WORK ORDER
Exactly reproduce each line of the listing that follows.

PROVIDED RECORDS
+++++
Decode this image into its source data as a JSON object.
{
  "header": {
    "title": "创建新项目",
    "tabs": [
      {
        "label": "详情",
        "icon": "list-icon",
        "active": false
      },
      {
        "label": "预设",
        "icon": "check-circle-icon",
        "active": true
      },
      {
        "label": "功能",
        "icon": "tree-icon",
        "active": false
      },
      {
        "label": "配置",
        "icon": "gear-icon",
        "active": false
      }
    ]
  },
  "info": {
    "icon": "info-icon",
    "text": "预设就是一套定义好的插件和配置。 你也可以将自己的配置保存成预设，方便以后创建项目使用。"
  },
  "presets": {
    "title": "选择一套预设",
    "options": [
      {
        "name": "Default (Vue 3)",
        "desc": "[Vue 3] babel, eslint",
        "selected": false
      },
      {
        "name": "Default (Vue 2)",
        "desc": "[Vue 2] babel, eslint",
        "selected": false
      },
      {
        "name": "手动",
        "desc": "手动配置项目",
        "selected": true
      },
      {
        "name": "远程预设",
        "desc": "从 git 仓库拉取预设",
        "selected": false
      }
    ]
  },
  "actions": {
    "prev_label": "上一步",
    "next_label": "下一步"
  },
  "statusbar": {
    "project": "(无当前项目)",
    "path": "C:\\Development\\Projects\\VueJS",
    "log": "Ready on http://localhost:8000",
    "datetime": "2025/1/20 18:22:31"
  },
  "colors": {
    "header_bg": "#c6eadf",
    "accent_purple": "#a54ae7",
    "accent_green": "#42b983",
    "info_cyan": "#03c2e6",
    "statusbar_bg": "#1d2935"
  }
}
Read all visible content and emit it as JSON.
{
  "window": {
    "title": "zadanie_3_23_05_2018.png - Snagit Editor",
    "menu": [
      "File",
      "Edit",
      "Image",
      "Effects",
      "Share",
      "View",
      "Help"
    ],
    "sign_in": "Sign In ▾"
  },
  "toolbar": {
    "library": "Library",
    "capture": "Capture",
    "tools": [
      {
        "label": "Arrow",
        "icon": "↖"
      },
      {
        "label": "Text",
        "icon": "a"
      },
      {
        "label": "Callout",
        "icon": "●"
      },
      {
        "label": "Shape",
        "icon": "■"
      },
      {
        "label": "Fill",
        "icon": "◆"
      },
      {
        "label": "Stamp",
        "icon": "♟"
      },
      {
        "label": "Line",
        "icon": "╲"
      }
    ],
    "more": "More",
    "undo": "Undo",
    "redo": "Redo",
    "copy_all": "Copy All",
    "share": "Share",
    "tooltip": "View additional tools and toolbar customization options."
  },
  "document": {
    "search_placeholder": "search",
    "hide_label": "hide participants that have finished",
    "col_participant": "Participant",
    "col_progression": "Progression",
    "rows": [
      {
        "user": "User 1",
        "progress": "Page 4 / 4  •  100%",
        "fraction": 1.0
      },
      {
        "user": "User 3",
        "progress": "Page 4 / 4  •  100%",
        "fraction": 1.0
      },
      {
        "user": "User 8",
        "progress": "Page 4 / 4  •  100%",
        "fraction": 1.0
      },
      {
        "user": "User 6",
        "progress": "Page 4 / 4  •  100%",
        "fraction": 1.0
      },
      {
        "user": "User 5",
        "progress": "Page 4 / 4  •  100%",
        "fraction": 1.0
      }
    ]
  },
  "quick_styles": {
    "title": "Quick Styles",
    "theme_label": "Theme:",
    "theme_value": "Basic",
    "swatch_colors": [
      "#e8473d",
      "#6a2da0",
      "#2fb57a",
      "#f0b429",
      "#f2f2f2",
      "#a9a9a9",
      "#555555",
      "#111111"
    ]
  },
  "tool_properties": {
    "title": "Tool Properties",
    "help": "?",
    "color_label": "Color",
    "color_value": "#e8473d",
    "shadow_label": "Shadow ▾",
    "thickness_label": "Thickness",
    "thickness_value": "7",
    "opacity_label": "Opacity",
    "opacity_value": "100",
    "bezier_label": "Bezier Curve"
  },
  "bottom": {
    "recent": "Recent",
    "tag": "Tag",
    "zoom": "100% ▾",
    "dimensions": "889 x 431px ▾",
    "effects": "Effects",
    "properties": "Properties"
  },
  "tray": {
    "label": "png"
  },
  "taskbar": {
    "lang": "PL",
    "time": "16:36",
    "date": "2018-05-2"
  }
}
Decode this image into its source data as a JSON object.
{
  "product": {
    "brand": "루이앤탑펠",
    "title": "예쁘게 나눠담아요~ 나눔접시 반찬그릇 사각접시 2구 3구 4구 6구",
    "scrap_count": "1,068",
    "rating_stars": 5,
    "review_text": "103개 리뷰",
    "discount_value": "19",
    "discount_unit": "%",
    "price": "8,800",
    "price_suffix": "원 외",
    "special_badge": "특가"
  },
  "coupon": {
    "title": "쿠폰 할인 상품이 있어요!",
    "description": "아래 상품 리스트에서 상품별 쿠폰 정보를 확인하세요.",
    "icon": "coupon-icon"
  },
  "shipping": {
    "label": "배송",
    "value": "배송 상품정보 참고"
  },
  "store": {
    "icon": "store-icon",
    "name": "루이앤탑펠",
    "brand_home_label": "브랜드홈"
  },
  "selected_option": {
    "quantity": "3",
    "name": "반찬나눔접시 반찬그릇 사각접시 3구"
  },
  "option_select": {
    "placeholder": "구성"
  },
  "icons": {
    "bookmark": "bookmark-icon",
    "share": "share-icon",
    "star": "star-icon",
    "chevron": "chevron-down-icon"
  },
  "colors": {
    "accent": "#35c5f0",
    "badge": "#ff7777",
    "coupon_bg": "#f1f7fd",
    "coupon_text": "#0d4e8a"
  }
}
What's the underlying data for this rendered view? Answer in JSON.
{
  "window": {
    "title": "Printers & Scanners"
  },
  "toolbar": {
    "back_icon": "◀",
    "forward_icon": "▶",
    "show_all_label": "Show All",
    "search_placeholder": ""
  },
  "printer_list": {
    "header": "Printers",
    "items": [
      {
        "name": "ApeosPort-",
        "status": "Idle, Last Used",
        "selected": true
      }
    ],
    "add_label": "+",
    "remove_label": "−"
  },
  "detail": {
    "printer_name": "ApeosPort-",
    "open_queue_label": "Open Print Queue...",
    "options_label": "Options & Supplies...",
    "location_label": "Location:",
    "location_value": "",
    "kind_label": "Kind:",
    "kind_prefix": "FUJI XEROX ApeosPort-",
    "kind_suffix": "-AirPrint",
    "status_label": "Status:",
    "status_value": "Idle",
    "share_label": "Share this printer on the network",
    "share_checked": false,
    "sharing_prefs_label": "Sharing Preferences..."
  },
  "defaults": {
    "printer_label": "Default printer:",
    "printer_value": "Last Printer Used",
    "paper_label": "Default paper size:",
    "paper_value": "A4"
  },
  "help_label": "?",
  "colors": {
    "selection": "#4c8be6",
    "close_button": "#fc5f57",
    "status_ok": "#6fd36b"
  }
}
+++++
SOLUTION TO THIS EXERCISE
Decode this image into its source data as a JSON object.
{
  "header": {
    "title": "创建新项目",
    "tabs": [
      {
        "label": "详情",
        "icon": "list-icon",
        "active": false
      },
      {
        "label": "预设",
        "icon": "check-circle-icon",
        "active": true
      },
      {
        "label": "功能",
        "icon": "tree-icon",
        "active": false
      },
      {
        "label": "配置",
        "icon": "gear-icon",
        "active": false
      }
    ]
  },
  "info": {
    "icon": "info-icon",
    "text": "预设就是一套定义好的插件和配置。 你也可以将自己的配置保存成预设，方便以后创建项目使用。"
  },
  "presets": {
    "title": "选择一套预设",
    "options": [
      {
        "name": "Default (Vue 3)",
        "desc": "[Vue 3] babel, eslint",
        "selected": false
      },
      {
        "name": "Default (Vue 2)",
        "desc": "[Vue 2] babel, eslint",
        "selected": false
      },
      {
        "name": "手动",
        "desc": "手动配置项目",
        "selected": true
      },
      {
        "name": "远程预设",
        "desc": "从 git 仓库拉取预设",
        "selected": false
      }
    ]
  },
  "actions": {
    "prev_label": "上一步",
    "next_label": "下一步"
  },
  "statusbar": {
    "project": "(无当前项目)",
    "path": "C:\\Development\\Projects\\VueJS",
    "log": "Ready on http://localhost:8000",
    "datetime": "2025/1/20 18:22:31"
  },
  "colors": {
    "header_bg": "#c6eadf",
    "accent_purple": "#a54ae7",
    "accent_green": "#42b983",
    "info_cyan": "#03c2e6",
    "statusbar_bg": "#1d2935"
  }
}
Read all visible content and emit it as JSON.
{
  "window": {
    "title": "zadanie_3_23_05_2018.png - Snagit Editor",
    "menu": [
      "File",
      "Edit",
      "Image",
      "Effects",
      "Share",
      "View",
      "Help"
    ],
    "sign_in": "Sign In ▾"
  },
  "toolbar": {
    "library": "Library",
    "capture": "Capture",
    "tools": [
      {
        "label": "Arrow",
        "icon": "↖"
      },
      {
        "label": "Text",
        "icon": "a"
      },
      {
        "label": "Callout",
        "icon": "●"
      },
      {
        "label": "Shape",
        "icon": "■"
      },
      {
        "label": "Fill",
        "icon": "◆"
      },
      {
        "label": "Stamp",
        "icon": "♟"
      },
      {
        "label": "Line",
        "icon": "╲"
      }
    ],
    "more": "More",
    "undo": "Undo",
    "redo": "Redo",
    "copy_all": "Copy All",
    "share": "Share",
    "tooltip": "View additional tools and toolbar customization options."
  },
  "document": {
    "search_placeholder": "search",
    "hide_label": "hide participants that have finished",
    "col_participant": "Participant",
    "col_progression": "Progression",
    "rows": [
      {
        "user": "User 1",
        "progress": "Page 4 / 4  •  100%",
        "fraction": 1.0
      },
      {
        "user": "User 3",
        "progress": "Page 4 / 4  •  100%",
        "fraction": 1.0
      },
      {
        "user": "User 8",
        "progress": "Page 4 / 4  •  100%",
        "fraction": 1.0
      },
      {
        "user": "User 6",
        "progress": "Page 4 / 4  •  100%",
        "fraction": 1.0
      },
      {
        "user": "User 5",
        "progress": "Page 4 / 4  •  100%",
        "fraction": 1.0
      }
    ]
  },
  "quick_styles": {
    "title": "Quick Styles",
    "theme_label": "Theme:",
    "theme_value": "Basic",
    "swatch_colors": [
      "#e8473d",
      "#6a2da0",
      "#2fb57a",
      "#f0b429",
      "#f2f2f2",
      "#a9a9a9",
      "#555555",
      "#111111"
    ]
  },
  "tool_properties": {
    "title": "Tool Properties",
    "help": "?",
    "color_label": "Color",
    "color_value": "#e8473d",
    "shadow_label": "Shadow ▾",
    "thickness_label": "Thickness",
    "thickness_value": "7",
    "opacity_label": "Opacity",
    "opacity_value": "100",
    "bezier_label": "Bezier Curve"
  },
  "bottom": {
    "recent": "Recent",
    "tag": "Tag",
    "zoom": "100% ▾",
    "dimensions": "889 x 431px ▾",
    "effects": "Effects",
    "properties": "Properties"
  },
  "tray": {
    "label": "png"
  },
  "taskbar": {
    "lang": "PL",
    "time": "16:36",
    "date": "2018-05-2"
  }
}
Decode this image into its source data as a JSON object.
{
  "product": {
    "brand": "루이앤탑펠",
    "title": "예쁘게 나눠담아요~ 나눔접시 반찬그릇 사각접시 2구 3구 4구 6구",
    "scrap_count": "1,068",
    "rating_stars": 5,
    "review_text": "103개 리뷰",
    "discount_value": "19",
    "discount_unit": "%",
    "price": "8,800",
    "price_suffix": "원 외",
    "special_badge": "특가"
  },
  "coupon": {
    "title": "쿠폰 할인 상품이 있어요!",
    "description": "아래 상품 리스트에서 상품별 쿠폰 정보를 확인하세요.",
    "icon": "coupon-icon"
  },
  "shipping": {
    "label": "배송",
    "value": "배송 상품정보 참고"
  },
  "store": {
    "icon": "store-icon",
    "name": "루이앤탑펠",
    "brand_home_label": "브랜드홈"
  },
  "selected_option": {
    "quantity": "3",
    "name": "반찬나눔접시 반찬그릇 사각접시 3구"
  },
  "option_select": {
    "placeholder": "구성"
  },
  "icons": {
    "bookmark": "bookmark-icon",
    "share": "share-icon",
    "star": "star-icon",
    "chevron": "chevron-down-icon"
  },
  "colors": {
    "accent": "#35c5f0",
    "badge": "#ff7777",
    "coupon_bg": "#f1f7fd",
    "coupon_text": "#0d4e8a"
  }
}
What's the underlying data for this rendered view? Answer in JSON.
{
  "window": {
    "title": "Printers & Scanners"
  },
  "toolbar": {
    "back_icon": "◀",
    "forward_icon": "▶",
    "show_all_label": "Show All",
    "search_placeholder": ""
  },
  "printer_list": {
    "header": "Printers",
    "items": [
      {
        "name": "ApeosPort-",
        "status": "Idle, Last Used",
        "selected": true
      }
    ],
    "add_label": "+",
    "remove_label": "−"
  },
  "detail": {
    "printer_name": "ApeosPort-",
    "open_queue_label": "Open Print Queue...",
    "options_label": "Options & Supplies...",
    "location_label": "Location:",
    "location_value": "",
    "kind_label": "Kind:",
    "kind_prefix": "FUJI XEROX ApeosPort-",
    "kind_suffix": "-AirPrint",
    "status_label": "Status:",
    "status_value": "Idle",
    "share_label": "Share this printer on the network",
    "share_checked": false,
    "sharing_prefs_label": "Sharing Preferences..."
  },
  "defaults": {
    "printer_label": "Default printer:",
    "printer_value": "Last Printer Used",
    "paper_label": "Default paper size:",
    "paper_value": "A4"
  },
  "help_label": "?",
  "colors": {
    "selection": "#4c8be6",
    "close_button": "#fc5f57",
    "status_ok": "#6fd36b"
  }
}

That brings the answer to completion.